What has changed in the last sixty years (not completely, unfortunately) is the belief about who is human, who is part of “our” group and must be treated with respect. We’re currently witnessing the extension of the group-identity to include gays in such fast-forward that the shift in beliefs is visible.
We’ve still got a way to go. One day, there will be only one group, the human race. No lines.
The point here though, is that what’s changing is not the core morality, it’s the beliefs that interpret the meaning of the morality. There is an objective morality that we all share.
What I think is powerful about this view of morality is that it allows us to feel differently towards those we think are being immoral. They may actually be very moral people, but with twisted beliefs. We can have compassion for their confusion and do what we can to change their beliefs.
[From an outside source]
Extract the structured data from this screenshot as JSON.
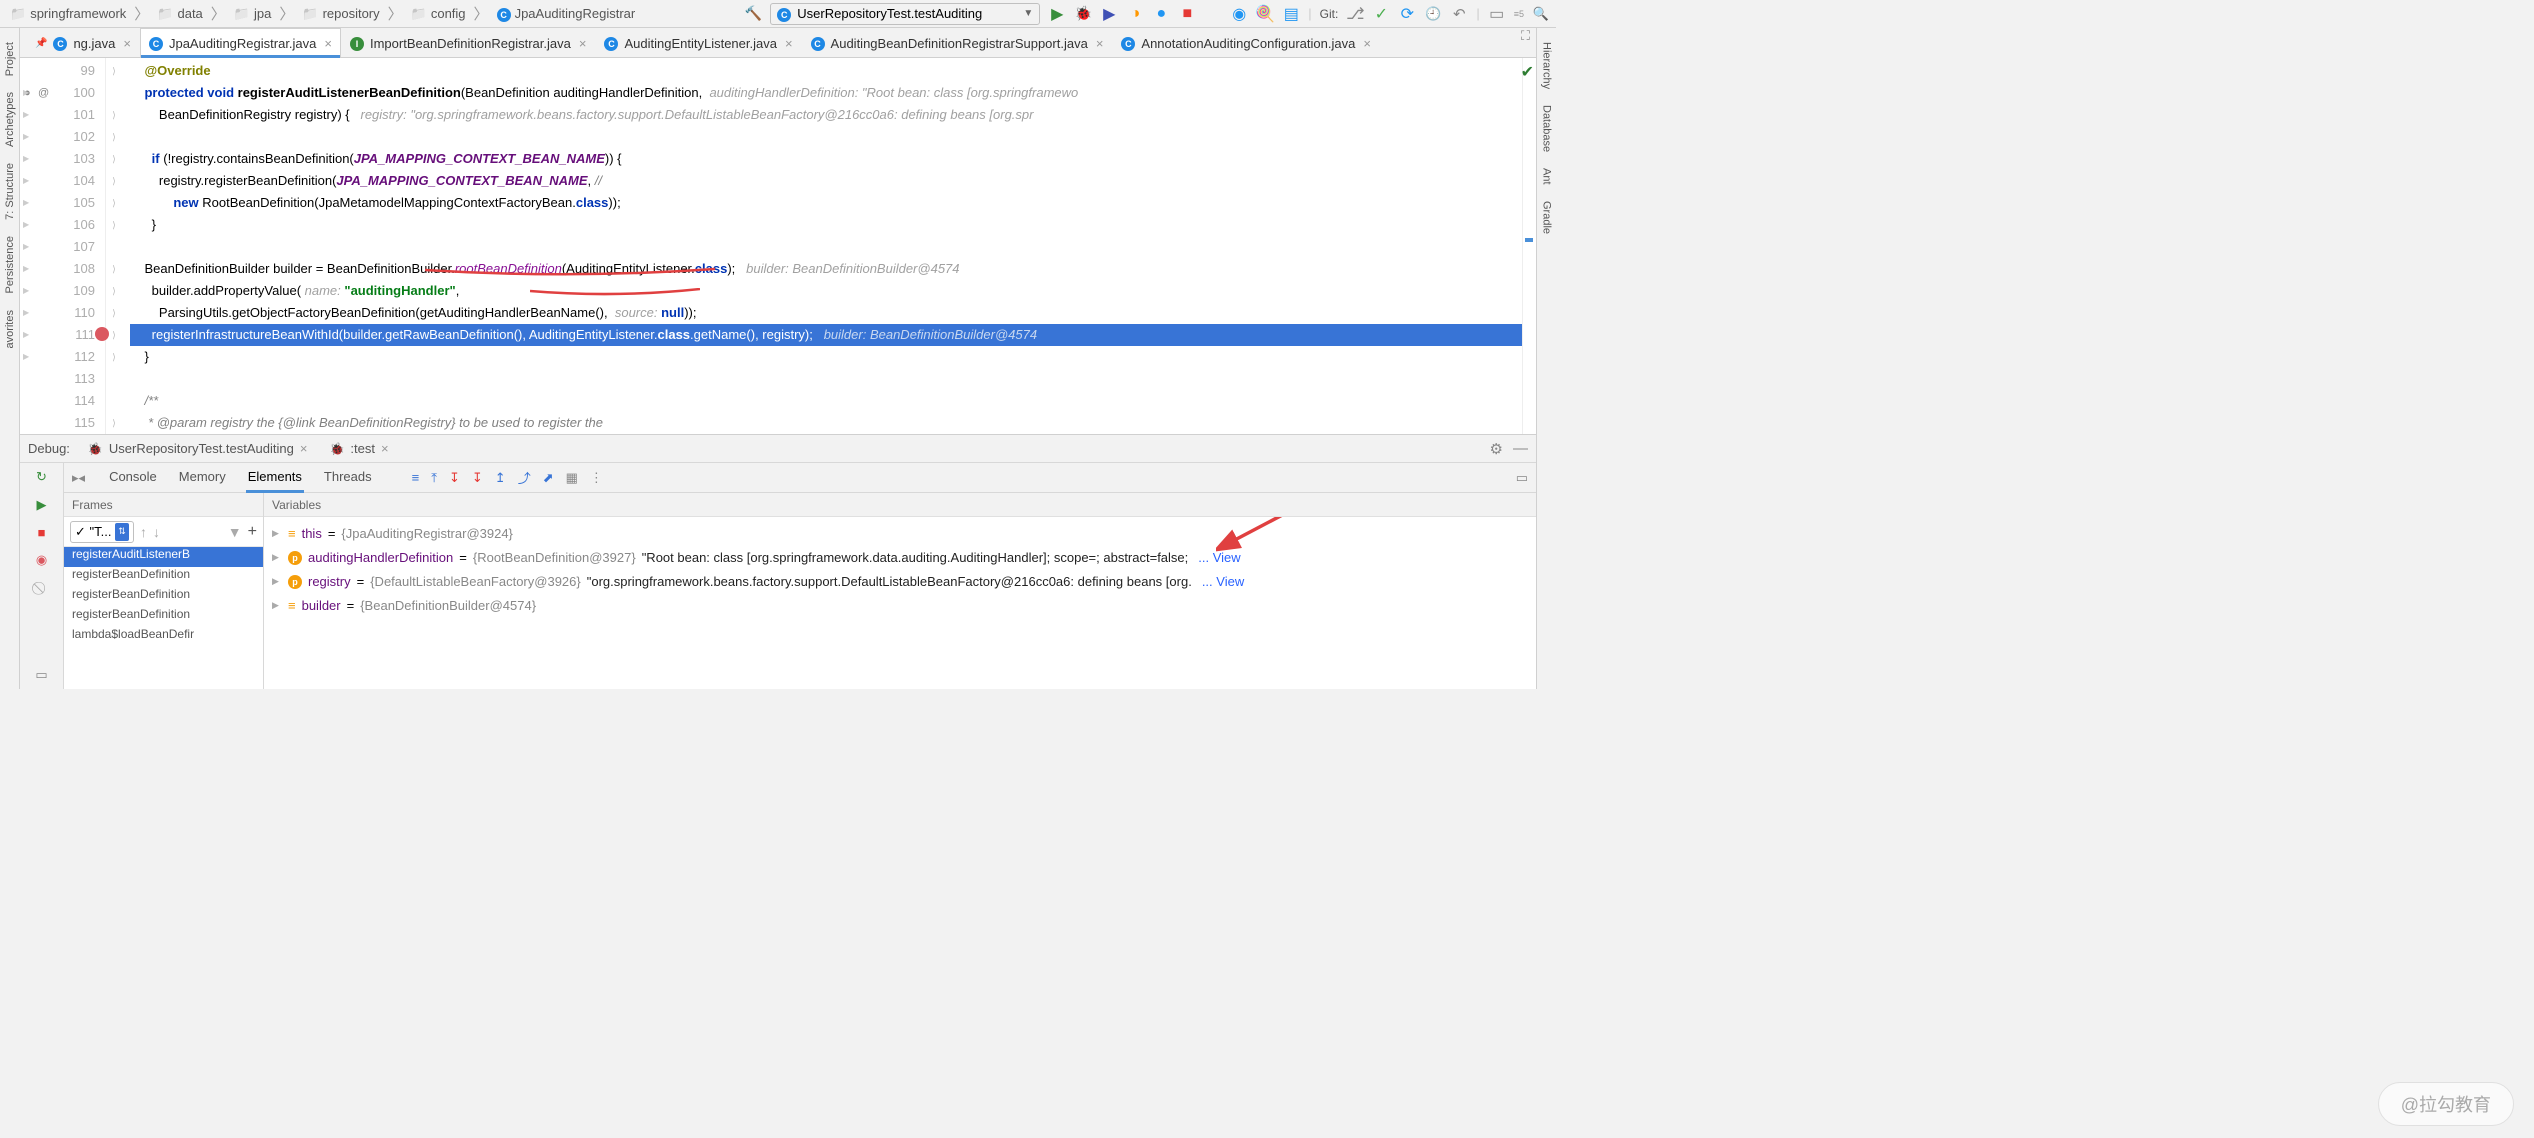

And to means our collective morality can keep being improved until it embraces care and respect for all living creatures, ultimately for everything.
Note: I believe that there is an underlying consciousness that is the Ground of Being. This consciousness is present in all physical form, but is very well buried in most of the universe. It’s coming awake in life-forms, and an evolved creature like Homo sapiens is just aware enough to be conscious of this underlying Ground consciousness. This consciousness is Love, and with love underlying all form, moral behavior is going to be the default.